These “laws must be revised to take the right to own private property into consideration as stated in the Universal Declaration of Human Rights.” Article 13 states in fact that “Everyone has the right to own property alone as well as in association with others” and “No one shall be arbitrarily deprived of his property.”
For the prelates “instead of resolving the issues by dealing with each case on an individual basis, authorities have to search for a more thorough solution”. They must “let the people have the right to own land and property. People in return must be responsible for” what happens in society.
“This demand becomes more urgent” as a result of “the globalization process,” which is forcing Vietnam to evolve according to global trends.
“This should be the premise” on which people can find solutions to the “complaints and denunciations” in matters concerning “land and property. [. . .] At the same time, [this] contributes to the economic growth and the steady development of the country.”
Furthermore, the bishops note that “[a]ccording to the current Land Laws, all land belongs to the people” with the state as “the representative of ownership.” As such however, “the State has the absolute right to decide the fate of the land. For example, pursuant to Rule 5 of the Land Laws, the State has the following rights: to decide the use of the land, to transfer land, to rent it out, to revoke land use, to modify the purpose of land use, to set value on land, to decide on the limit on land transfer and or set time limit on land use.”

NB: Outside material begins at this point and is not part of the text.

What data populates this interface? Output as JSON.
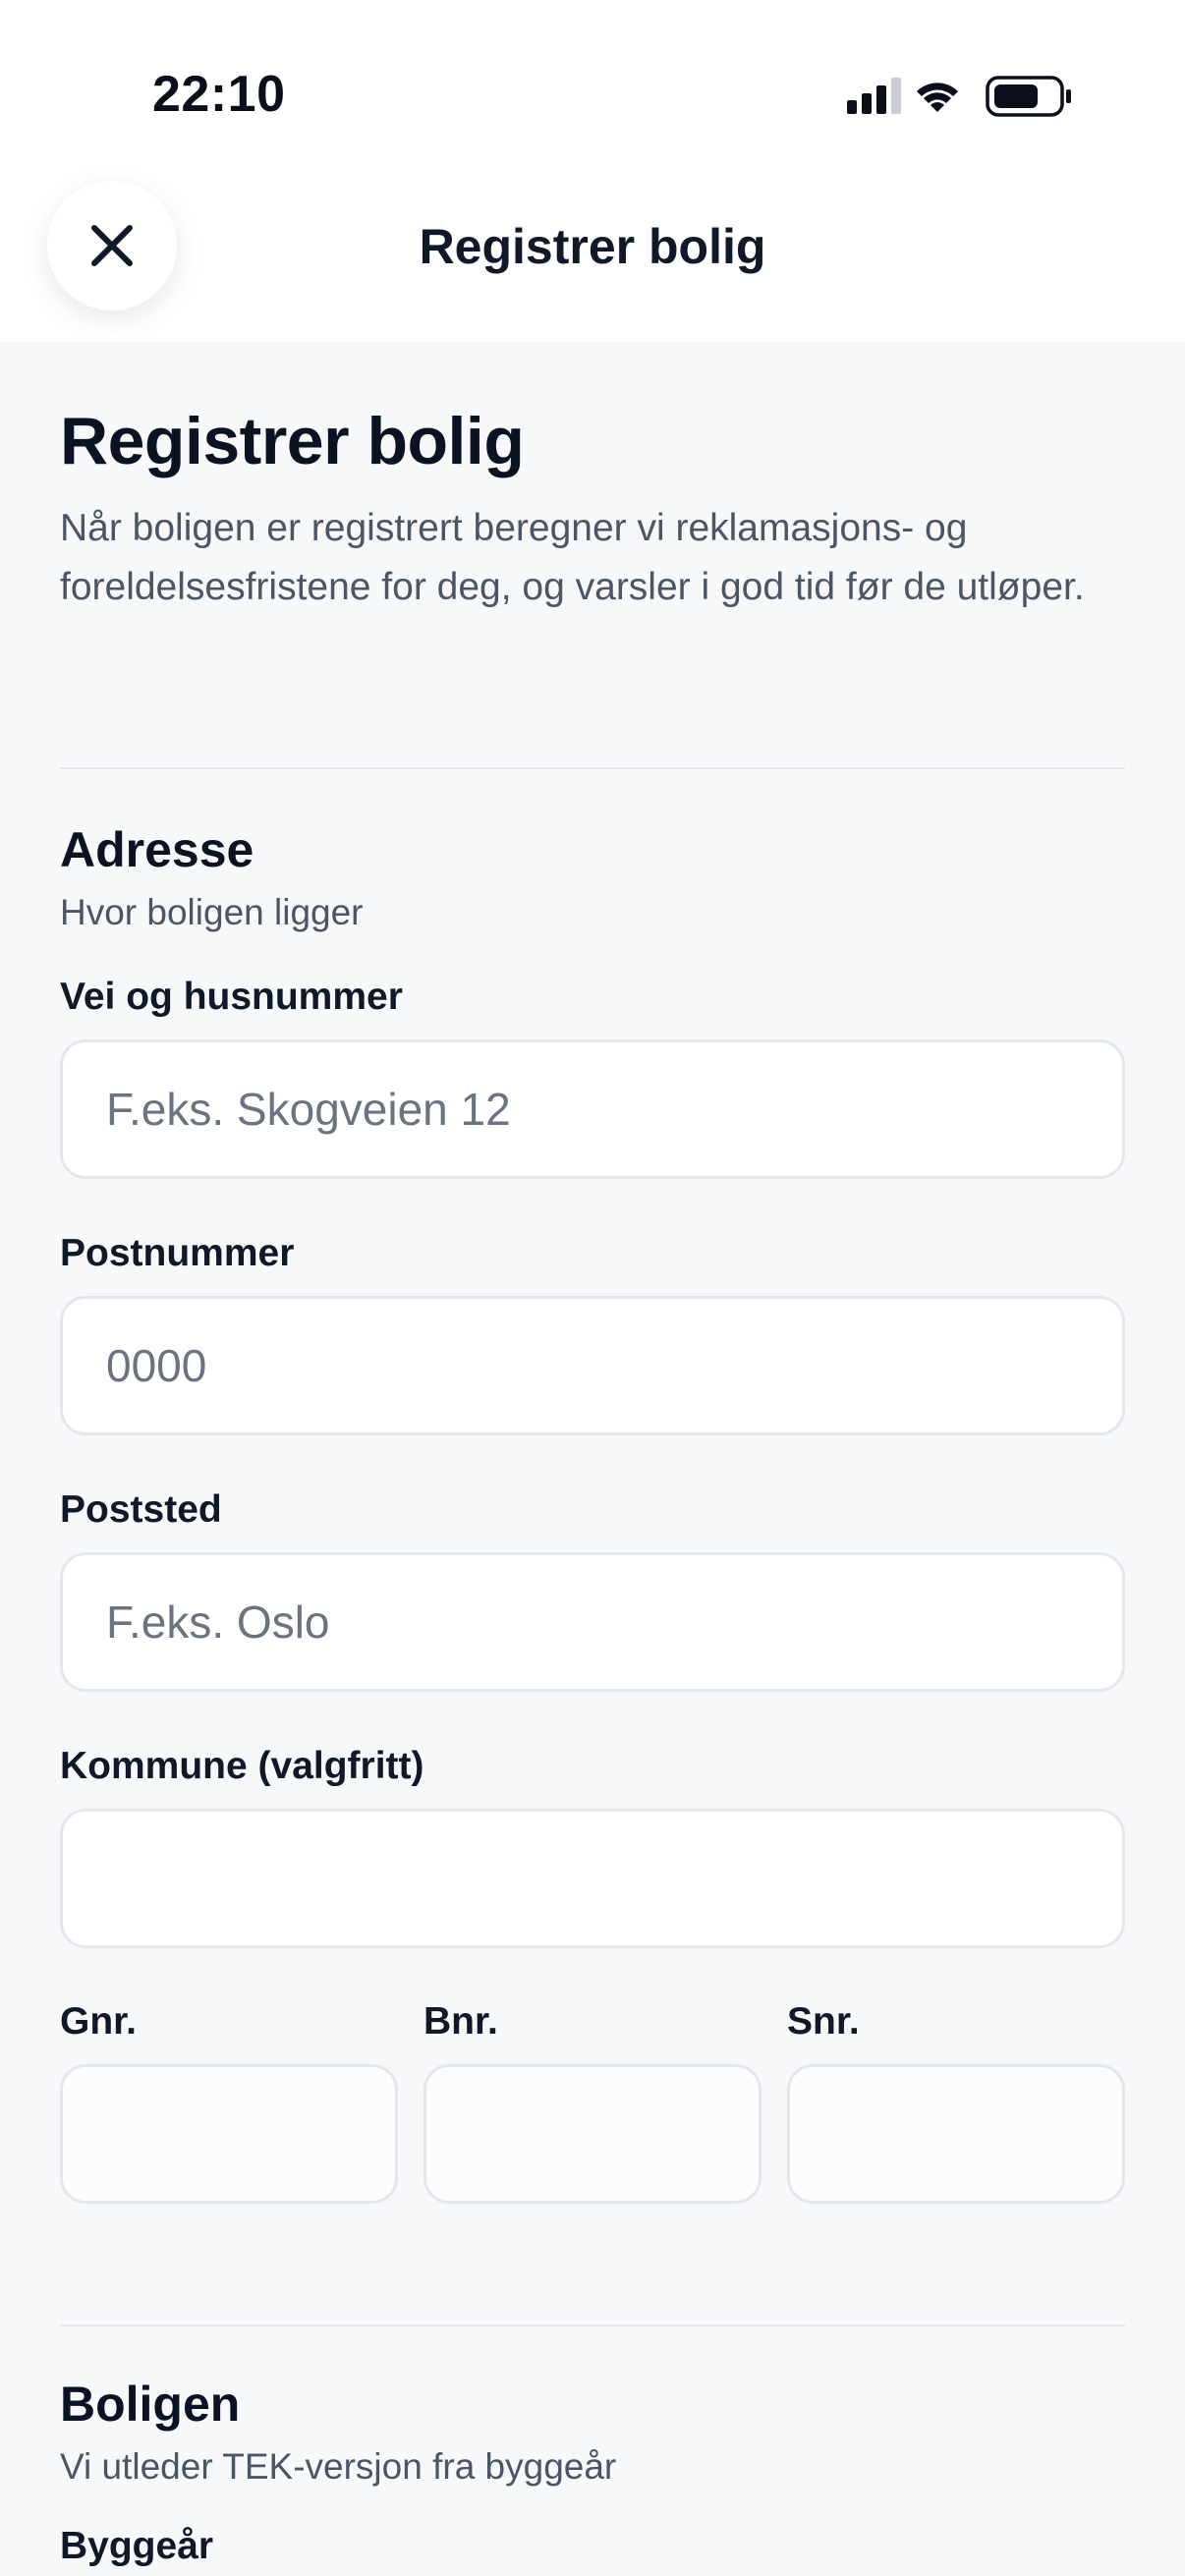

“Should this enormous power not” be subject to “some guidelines” and an effective supervisory body? If it is not, abuses in land use by decision makers are inevitable, for personal gain, especially “when land becomes a valuable commodity as it is now,” they warn.
“Reality has shown that land has become people's ‘assets’, ‘capital’, ‘commodity’ in today's market. This is the premise or cause for [a] desire to appropriate or gain profits from land.”
Indeed, “land has undoubtedly become a most lucrative source of profit,” a “breeding ground for corruption;” therefore, the goal of land laws must be “to prevent it”.
In “the process of solving disputes, a number of the mass media were” shown “to be effective in spreading doubts and mistrust instead of” encouraging mutual understanding in the nation, the bishops lament.
“Mass media can only bring benefits to people and to society when they serve the truth and give a true reflection of reality.” Instead, “whenever Catholics express views” that are “not in line with the government, state media immediately” blame them for adopting a “‘facing off’ attitude’.”
Quoting from Pope Benedict XVI's speech to Vietnamese bishops on their ad limina visit on June 27, 2009, the article said: “You know, as well as I do, that healthy collaboration between the Church and the political community is feasible. In this regard, the Church invites all her members to be loyally committed to building a just, supportive and fair society. Her intention is certainly not to replace government leaders; she only wishes to be able to play a fair role in the nation's well being, at the service of the whole people, in a spirit of dialogue and respectful collaboration”.